The last customer had bought his last item. The last gossiper had put his chair back against the counter. The last of the checker players had completed their game and departed. The last rays of the sun had disappeared in the west. It was only then that a certain country storekeeper began the process of closing up his store for the day. He fed the resident store cat who promptly assumed his position as guard against any rodent who would dare set foot in his area. He counted the day's receipts and put them in his safe. The last thing he did was walk over to the Regulator clock on the wall and wind it. He always set his pocket watch at the same time. On this evening he noted the time was exactly 9 p.m. as he left the store.
The walk from his store to his home was about one quarter mile. It led along the road through a quiet countryside where only frogs, insects and a far off Whippoorwill could be heard. They were pleasant night sounds and he joined in with a low humming of his favorite hymn.

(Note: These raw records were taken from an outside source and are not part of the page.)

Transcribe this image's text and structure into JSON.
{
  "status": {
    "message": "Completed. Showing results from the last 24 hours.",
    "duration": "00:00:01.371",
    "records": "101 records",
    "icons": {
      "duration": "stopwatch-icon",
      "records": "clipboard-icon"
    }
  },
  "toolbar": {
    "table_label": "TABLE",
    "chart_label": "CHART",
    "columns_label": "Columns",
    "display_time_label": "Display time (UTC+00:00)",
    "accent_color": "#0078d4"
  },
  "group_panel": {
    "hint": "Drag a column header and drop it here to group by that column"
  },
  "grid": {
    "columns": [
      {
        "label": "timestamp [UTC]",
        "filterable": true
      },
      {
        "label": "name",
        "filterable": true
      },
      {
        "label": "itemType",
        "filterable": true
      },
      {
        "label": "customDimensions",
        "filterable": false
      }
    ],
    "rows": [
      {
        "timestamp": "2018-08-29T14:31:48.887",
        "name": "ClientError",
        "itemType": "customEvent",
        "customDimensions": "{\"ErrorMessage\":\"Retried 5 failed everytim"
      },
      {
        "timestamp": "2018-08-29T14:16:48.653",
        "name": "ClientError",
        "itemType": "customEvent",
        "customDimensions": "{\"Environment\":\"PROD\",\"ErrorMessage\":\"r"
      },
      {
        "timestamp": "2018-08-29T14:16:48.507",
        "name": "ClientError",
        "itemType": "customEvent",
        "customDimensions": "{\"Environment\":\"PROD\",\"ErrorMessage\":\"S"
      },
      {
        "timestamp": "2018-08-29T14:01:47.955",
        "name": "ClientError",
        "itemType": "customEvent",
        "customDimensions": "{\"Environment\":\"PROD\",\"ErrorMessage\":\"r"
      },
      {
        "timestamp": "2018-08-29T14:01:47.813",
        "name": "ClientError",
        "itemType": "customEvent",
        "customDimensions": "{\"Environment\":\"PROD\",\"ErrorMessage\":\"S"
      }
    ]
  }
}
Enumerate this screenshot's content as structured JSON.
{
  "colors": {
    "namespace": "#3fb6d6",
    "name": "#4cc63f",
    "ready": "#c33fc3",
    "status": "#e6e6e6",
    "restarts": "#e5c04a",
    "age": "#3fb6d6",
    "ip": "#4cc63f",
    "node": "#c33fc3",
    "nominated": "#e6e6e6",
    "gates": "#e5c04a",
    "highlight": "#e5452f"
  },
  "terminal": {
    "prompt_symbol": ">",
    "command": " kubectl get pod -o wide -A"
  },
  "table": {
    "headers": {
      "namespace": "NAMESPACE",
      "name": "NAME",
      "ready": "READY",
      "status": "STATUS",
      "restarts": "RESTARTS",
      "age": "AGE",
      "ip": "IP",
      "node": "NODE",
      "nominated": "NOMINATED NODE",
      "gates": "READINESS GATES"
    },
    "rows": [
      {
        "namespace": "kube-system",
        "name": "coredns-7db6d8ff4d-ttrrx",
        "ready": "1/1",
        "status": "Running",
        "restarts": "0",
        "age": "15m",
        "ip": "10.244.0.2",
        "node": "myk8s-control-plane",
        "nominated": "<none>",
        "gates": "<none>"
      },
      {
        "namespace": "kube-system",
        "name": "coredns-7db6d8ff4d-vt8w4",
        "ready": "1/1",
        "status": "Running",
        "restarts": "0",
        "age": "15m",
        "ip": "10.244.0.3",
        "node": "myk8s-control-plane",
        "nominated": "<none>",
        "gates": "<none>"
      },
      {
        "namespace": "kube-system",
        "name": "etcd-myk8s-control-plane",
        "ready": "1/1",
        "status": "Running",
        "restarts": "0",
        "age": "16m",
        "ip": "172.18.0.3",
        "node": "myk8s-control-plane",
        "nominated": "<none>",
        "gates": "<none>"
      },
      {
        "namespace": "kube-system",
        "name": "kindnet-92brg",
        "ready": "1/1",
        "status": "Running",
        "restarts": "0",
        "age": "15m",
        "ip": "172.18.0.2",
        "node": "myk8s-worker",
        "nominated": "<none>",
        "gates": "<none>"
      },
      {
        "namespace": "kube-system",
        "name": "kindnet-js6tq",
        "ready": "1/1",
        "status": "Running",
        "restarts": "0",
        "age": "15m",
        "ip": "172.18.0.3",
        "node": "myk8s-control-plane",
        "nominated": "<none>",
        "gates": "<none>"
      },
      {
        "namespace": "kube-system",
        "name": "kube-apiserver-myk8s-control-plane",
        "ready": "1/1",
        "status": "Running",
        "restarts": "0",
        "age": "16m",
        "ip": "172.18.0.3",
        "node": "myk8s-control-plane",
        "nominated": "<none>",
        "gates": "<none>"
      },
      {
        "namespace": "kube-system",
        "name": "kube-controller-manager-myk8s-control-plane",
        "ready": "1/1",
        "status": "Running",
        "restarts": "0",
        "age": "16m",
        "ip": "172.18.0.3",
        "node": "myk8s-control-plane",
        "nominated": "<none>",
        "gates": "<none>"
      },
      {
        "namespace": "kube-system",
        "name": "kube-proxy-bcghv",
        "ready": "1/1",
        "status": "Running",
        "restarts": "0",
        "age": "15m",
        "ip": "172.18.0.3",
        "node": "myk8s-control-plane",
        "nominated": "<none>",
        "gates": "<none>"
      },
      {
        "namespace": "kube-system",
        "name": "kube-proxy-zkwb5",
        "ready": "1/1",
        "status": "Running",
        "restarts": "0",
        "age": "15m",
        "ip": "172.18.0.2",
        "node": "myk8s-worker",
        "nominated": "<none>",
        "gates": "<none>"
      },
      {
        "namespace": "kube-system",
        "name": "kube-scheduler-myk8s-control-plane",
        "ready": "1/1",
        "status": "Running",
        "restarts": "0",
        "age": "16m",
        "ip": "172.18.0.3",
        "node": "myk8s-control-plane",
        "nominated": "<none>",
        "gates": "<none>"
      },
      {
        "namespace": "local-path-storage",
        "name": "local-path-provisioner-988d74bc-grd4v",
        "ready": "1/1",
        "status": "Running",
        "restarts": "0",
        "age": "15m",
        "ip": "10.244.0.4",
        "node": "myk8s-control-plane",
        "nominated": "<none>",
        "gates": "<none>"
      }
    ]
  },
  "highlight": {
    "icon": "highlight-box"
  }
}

About halfway between his store and his home and standing back off of the road approximately fifty feet was the little country church that the storekeeper had been attending most of his life. As he approached the church he was surprised to hear the piano playing. He also noticed that a light was shining through one of the windows. He stopped in front of the church and listened. “Why, it's Miss Suzie practicing for Sunday services!” he said softly to himself. Then he thought this odd because he knew that Miss Suzie, who had been the pianist at the church for years, had been very ill. Nonetheless he was sure that it was Miss Suzie playing because there was a certain “signature” about the way she played. She had a flair at the keyboard that was unique. The hymn that came floating out of the church that night was “He Leadeth Me”, the storekeeper's favorite.
Satisfying himself that Miss Suzie was improved in health, he decided to walk up to the church and speak to her. As he approached the church the piano rang out louder and louder. He thought to himself that it was too loud. “If she plays that loud on Sunday, she will keep the congregation awake,” he thought.
As he passed the one tree in the churchyard, a Chinaberry, a most remarkable thing happened. The light in the window of the church suddenly went out and the piano stopped playing. Everything was silent as before—no, more than that. It was deathly quiet. Even the night critters could not be heard.
The storekeeper, though stout of heart, felt a chill run up his spine. Nonetheless, he decided to walk up to the church and investigate. When he got there, he discovered that the church was shut tight and there was no evidence that anyone was inside. There was enough light from a crescent moon for him to peek in through the windows and the church was empty.
Feeling a definite chill now, he turned and walked back up the path away from the church. The instant he went under the Chinaberry tree, the music started again and as he turned and looked back, he saw that the light was once again in the window. This time he did not go back.
Once back on the road, he checked his watch by the light of the moon. It was fourteen minutes after nine o'clock. As he continued on his walk home the strains of “He Leadeth Me” gradually softened and finally turned to silence. When he entered his home that night, the storekeeper heard frogs, insects and the distant Whippoorwill singing.
The next morning the storekeeper enjoyed the breakfast prepared by his wife, said goodbye and started the walk to his store. As he passed the church, everything looked normal.
One of the first folks that came into his store that morning was the county doctor who was just beginning his daily rounds. He was a dedicated and hard working doctor and the county loved him. He told the storekeeper that he had a rough night. Three different people required his attention. One of them was Miss Suzie. “Unfortunately I was not able to help her. She died”, he stated. The storekeeper's face blanched as he asked the doctor, “What time did she die, Doc?” The doctor turned and looked curiously at the storekeeper. “A little after nine—nine fourteen to be exact. Why do you ask?”
My mother always told me that this storekeeper was an honest, Christian man who did not drink or imagine things. “If he said it happened, it happened!” was her refrain. Still, she did note, that the man did adopt another favorite hymn after that night!